Content starts
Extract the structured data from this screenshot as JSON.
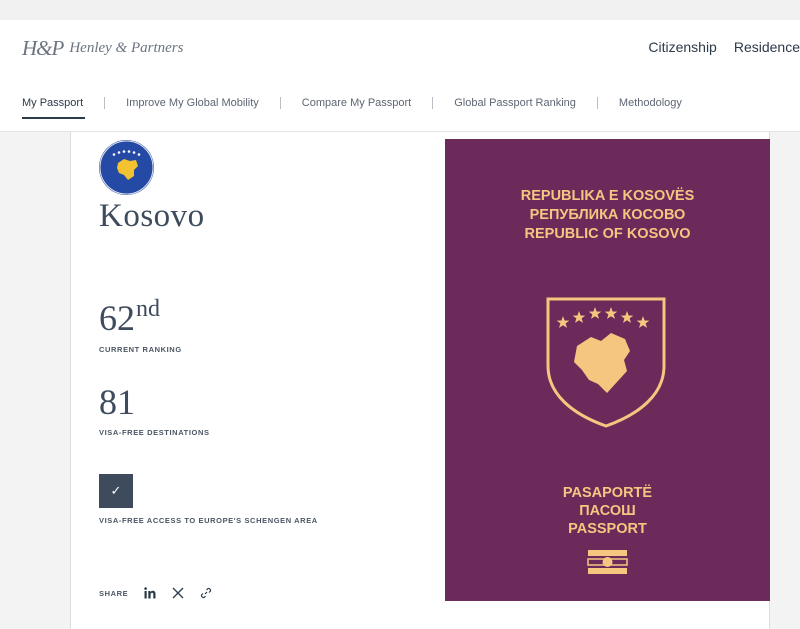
{
  "header": {
    "logo_mark": "H&P",
    "logo_text": "Henley & Partners",
    "nav": [
      "Citizenship",
      "Residence"
    ]
  },
  "subnav": {
    "items": [
      "My Passport",
      "Improve My Global Mobility",
      "Compare My Passport",
      "Global Passport Ranking",
      "Methodology"
    ],
    "active": "My Passport"
  },
  "country": {
    "name": "Kosovo",
    "flag_colors": {
      "field": "#244aa5",
      "map": "#f2c230",
      "stars": "#ffffff"
    }
  },
  "stats": {
    "ranking": "62",
    "ranking_suffix": "nd",
    "ranking_label": "CURRENT RANKING",
    "visa_free": "81",
    "visa_free_label": "VISA-FREE DESTINATIONS",
    "schengen_checked": true,
    "schengen_label": "VISA-FREE ACCESS TO EUROPE'S SCHENGEN AREA"
  },
  "share": {
    "label": "SHARE",
    "icons": [
      "linkedin-icon",
      "x-icon",
      "link-icon"
    ]
  },
  "passport": {
    "cover_color": "#6b2a5a",
    "ink_color": "#f5c680",
    "title_lines": [
      "REPUBLIKA E KOSOVËS",
      "РЕПУБЛИКА КОСОВО",
      "REPUBLIC OF KOSOVO"
    ],
    "bottom_lines": [
      "PASAPORTË",
      "ПАСОШ",
      "PASSPORT"
    ]
  }
}
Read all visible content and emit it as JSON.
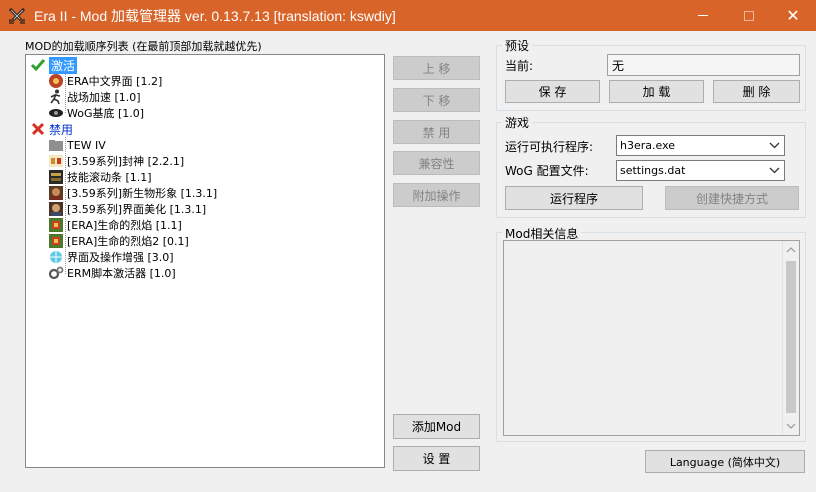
{
  "window": {
    "title": "Era II - Mod 加载管理器 ver. 0.13.7.13 [translation: kswdiy]",
    "accent_color": "#d9642a"
  },
  "mod_list": {
    "caption": "MOD的加载顺序列表 (在最前顶部加载就越优先)",
    "groups": [
      {
        "label": "激活",
        "icon": "check-icon",
        "items": [
          {
            "label": "ERA中文界面 [1.2]",
            "icon": "era-ui-icon"
          },
          {
            "label": "战场加速 [1.0]",
            "icon": "running-man-icon"
          },
          {
            "label": "WoG基底 [1.0]",
            "icon": "wog-eye-icon"
          }
        ]
      },
      {
        "label": "禁用",
        "icon": "cross-icon",
        "items": [
          {
            "label": "TEW IV",
            "icon": "folder-icon"
          },
          {
            "label": "[3.59系列]封神 [2.2.1]",
            "icon": "fengshen-icon"
          },
          {
            "label": "技能滚动条 [1.1]",
            "icon": "scroll-icon"
          },
          {
            "label": "[3.59系列]新生物形象 [1.3.1]",
            "icon": "creature-portrait-icon"
          },
          {
            "label": "[3.59系列]界面美化 [1.3.1]",
            "icon": "creature-portrait-icon"
          },
          {
            "label": "[ERA]生命的烈焰 [1.1]",
            "icon": "flame-tile-icon"
          },
          {
            "label": "[ERA]生命的烈焰2 [0.1]",
            "icon": "flame-tile-icon"
          },
          {
            "label": "界面及操作增强 [3.0]",
            "icon": "globe-icon"
          },
          {
            "label": "ERM脚本激活器 [1.0]",
            "icon": "gears-icon"
          }
        ]
      }
    ]
  },
  "actions": {
    "move_up": "上 移",
    "move_down": "下 移",
    "disable": "禁 用",
    "compat": "兼容性",
    "extra": "附加操作",
    "add_mod": "添加Mod",
    "settings": "设 置"
  },
  "preset": {
    "group_label": "预设",
    "current_label": "当前:",
    "current_value": "无",
    "save": "保 存",
    "load": "加 载",
    "delete": "删 除"
  },
  "game": {
    "group_label": "游戏",
    "exe_label": "运行可执行程序:",
    "exe_value": "h3era.exe",
    "wog_label": "WoG 配置文件:",
    "wog_value": "settings.dat",
    "run": "运行程序",
    "shortcut": "创建快捷方式"
  },
  "info": {
    "group_label": "Mod相关信息"
  },
  "language_button": "Language (简体中文)"
}
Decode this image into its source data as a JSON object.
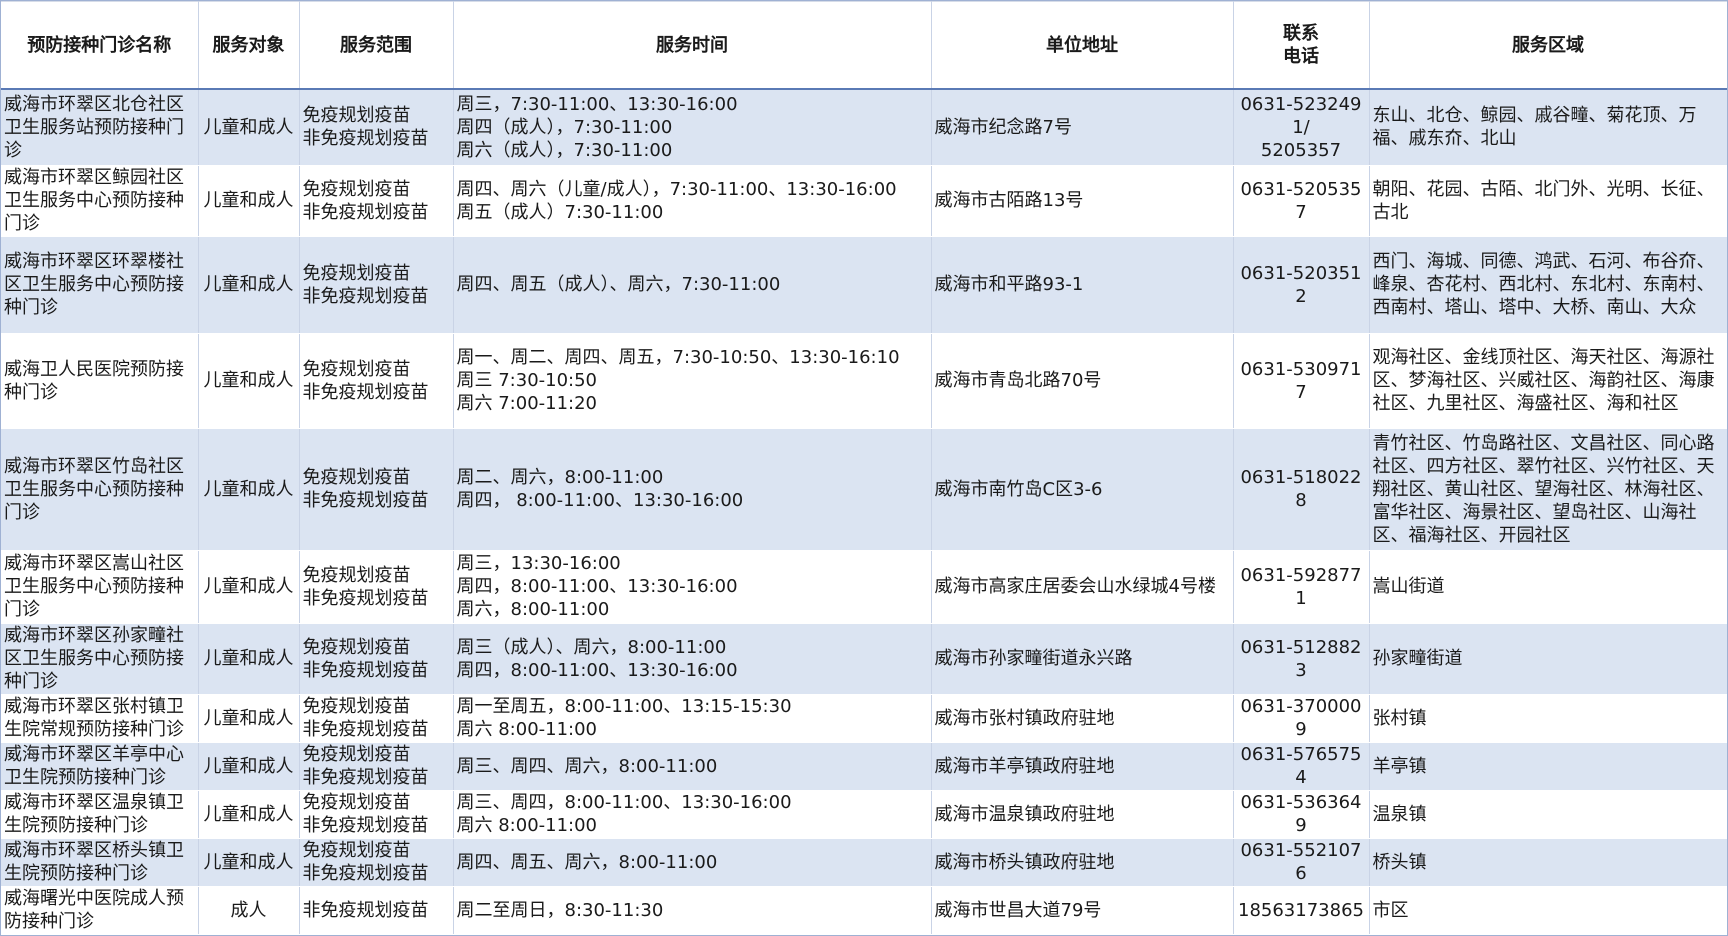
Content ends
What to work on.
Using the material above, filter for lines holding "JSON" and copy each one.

Solved problem.
Extract the structured data from this screenshot as JSON.
Read all visible content and emit it as JSON.
Decode this image into its source data as a JSON object.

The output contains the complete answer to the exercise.